▶ Brief:
Copy out each line of the listing below in which the string "heart" occurs.

▶ Supplied information:
++++++

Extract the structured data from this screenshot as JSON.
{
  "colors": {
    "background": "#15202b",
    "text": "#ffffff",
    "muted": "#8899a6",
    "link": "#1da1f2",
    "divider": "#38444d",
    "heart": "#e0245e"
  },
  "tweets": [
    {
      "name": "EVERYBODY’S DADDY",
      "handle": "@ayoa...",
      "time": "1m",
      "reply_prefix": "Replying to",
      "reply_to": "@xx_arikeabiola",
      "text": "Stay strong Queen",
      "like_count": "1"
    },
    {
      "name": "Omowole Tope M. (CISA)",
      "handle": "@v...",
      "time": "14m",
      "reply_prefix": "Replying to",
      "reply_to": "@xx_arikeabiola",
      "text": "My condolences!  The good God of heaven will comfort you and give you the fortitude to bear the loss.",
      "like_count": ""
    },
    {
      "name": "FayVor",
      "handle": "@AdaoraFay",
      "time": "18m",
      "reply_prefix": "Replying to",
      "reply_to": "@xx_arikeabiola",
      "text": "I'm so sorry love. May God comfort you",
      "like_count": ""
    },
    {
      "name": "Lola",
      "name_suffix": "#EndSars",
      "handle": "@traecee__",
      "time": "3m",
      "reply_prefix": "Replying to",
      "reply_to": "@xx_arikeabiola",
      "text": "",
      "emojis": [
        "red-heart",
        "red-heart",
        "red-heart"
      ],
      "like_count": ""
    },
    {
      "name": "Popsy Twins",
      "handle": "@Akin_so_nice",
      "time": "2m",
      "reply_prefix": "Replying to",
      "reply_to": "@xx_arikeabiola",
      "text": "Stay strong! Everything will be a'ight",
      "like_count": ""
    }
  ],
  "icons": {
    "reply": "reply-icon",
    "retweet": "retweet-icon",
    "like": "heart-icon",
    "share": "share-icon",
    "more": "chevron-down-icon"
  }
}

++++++

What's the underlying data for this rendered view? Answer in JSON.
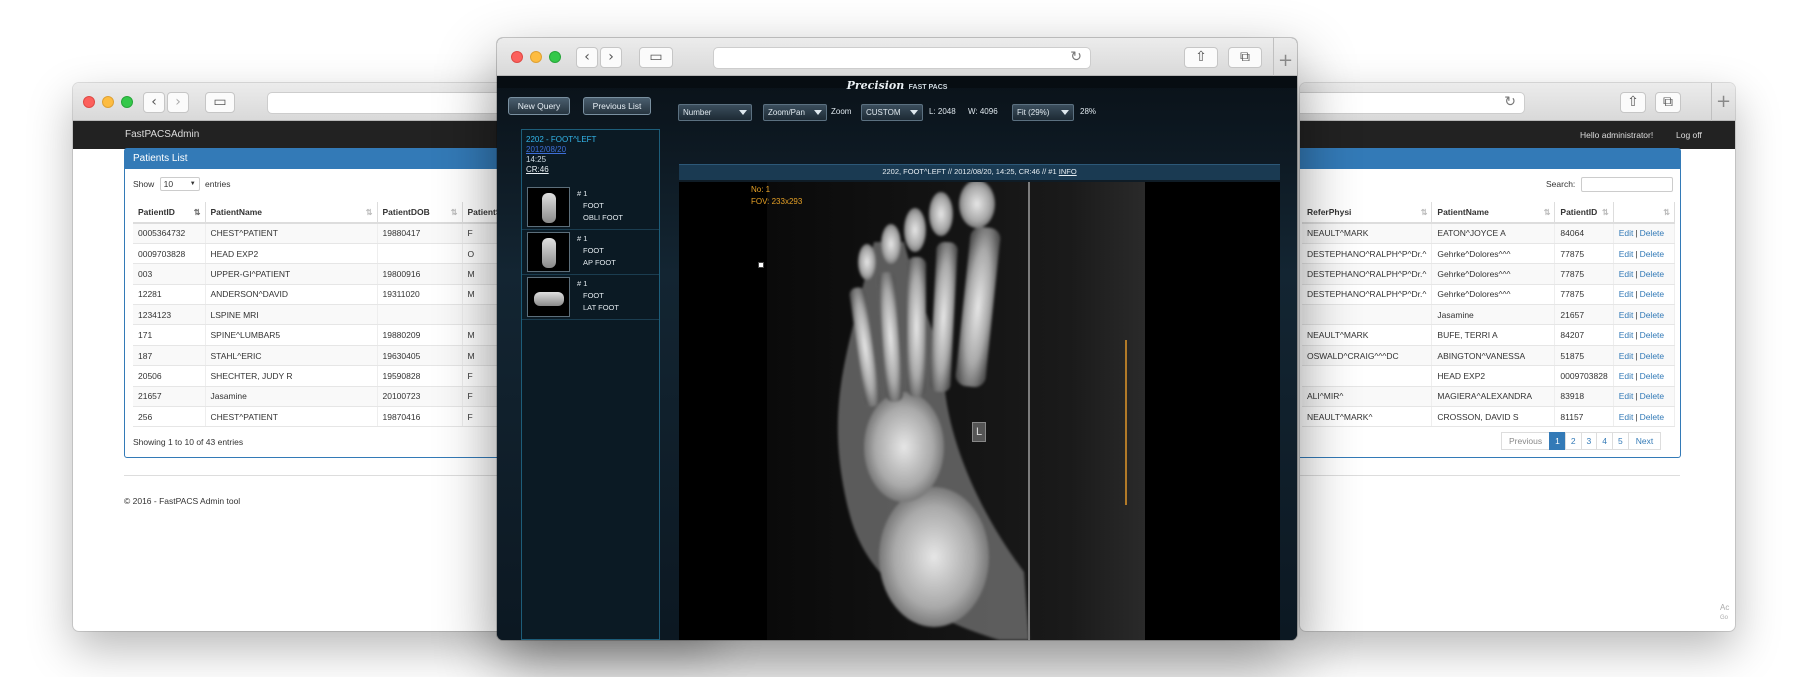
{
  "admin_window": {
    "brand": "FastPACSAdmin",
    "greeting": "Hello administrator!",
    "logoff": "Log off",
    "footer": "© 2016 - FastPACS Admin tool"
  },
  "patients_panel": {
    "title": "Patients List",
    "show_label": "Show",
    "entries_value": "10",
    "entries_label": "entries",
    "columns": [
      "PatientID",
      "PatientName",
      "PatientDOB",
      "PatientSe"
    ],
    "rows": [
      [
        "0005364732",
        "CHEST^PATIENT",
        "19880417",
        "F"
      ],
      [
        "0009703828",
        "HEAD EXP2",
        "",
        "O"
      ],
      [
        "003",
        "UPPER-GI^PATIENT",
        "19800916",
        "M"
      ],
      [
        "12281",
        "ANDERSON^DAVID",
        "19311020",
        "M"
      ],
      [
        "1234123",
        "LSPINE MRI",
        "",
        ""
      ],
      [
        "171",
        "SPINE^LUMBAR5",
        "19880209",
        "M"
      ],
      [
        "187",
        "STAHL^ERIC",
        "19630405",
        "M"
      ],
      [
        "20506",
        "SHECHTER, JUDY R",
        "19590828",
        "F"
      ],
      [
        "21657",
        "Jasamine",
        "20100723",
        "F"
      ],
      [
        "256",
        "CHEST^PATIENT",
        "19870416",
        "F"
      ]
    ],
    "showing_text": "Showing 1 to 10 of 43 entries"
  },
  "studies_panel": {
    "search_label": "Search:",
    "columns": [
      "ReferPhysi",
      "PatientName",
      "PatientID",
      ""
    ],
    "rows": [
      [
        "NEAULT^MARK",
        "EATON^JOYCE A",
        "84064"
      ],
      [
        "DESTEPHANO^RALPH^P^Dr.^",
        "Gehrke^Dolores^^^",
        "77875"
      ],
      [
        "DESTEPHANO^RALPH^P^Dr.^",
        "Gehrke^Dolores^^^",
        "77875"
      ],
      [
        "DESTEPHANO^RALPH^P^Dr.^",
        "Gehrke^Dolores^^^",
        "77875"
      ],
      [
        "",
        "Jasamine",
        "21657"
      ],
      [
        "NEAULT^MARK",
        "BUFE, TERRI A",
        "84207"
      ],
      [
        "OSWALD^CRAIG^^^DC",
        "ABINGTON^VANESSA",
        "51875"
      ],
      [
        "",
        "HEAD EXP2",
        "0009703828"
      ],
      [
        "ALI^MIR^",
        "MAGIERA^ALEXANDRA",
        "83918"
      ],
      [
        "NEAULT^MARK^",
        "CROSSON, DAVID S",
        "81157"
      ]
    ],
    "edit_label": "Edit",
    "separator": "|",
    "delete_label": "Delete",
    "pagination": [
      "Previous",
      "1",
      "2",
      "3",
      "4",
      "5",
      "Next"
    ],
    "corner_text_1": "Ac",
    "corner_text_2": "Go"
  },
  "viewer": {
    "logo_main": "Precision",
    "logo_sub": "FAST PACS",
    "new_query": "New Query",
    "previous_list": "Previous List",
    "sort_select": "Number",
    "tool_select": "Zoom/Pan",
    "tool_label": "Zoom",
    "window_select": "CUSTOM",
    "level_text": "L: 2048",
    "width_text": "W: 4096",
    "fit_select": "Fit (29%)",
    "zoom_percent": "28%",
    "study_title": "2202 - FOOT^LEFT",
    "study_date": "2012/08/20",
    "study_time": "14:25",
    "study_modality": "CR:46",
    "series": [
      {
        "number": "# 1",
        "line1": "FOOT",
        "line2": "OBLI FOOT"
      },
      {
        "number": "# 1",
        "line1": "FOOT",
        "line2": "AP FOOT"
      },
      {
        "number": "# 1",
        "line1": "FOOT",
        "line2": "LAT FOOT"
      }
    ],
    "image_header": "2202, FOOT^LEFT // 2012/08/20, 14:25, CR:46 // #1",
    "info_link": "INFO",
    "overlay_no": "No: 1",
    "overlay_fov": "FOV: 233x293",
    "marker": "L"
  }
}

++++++

▶ Output of the task:
    "heart": "#e0245e"
        "red-heart",
        "red-heart",
        "red-heart"
    "like": "heart-icon",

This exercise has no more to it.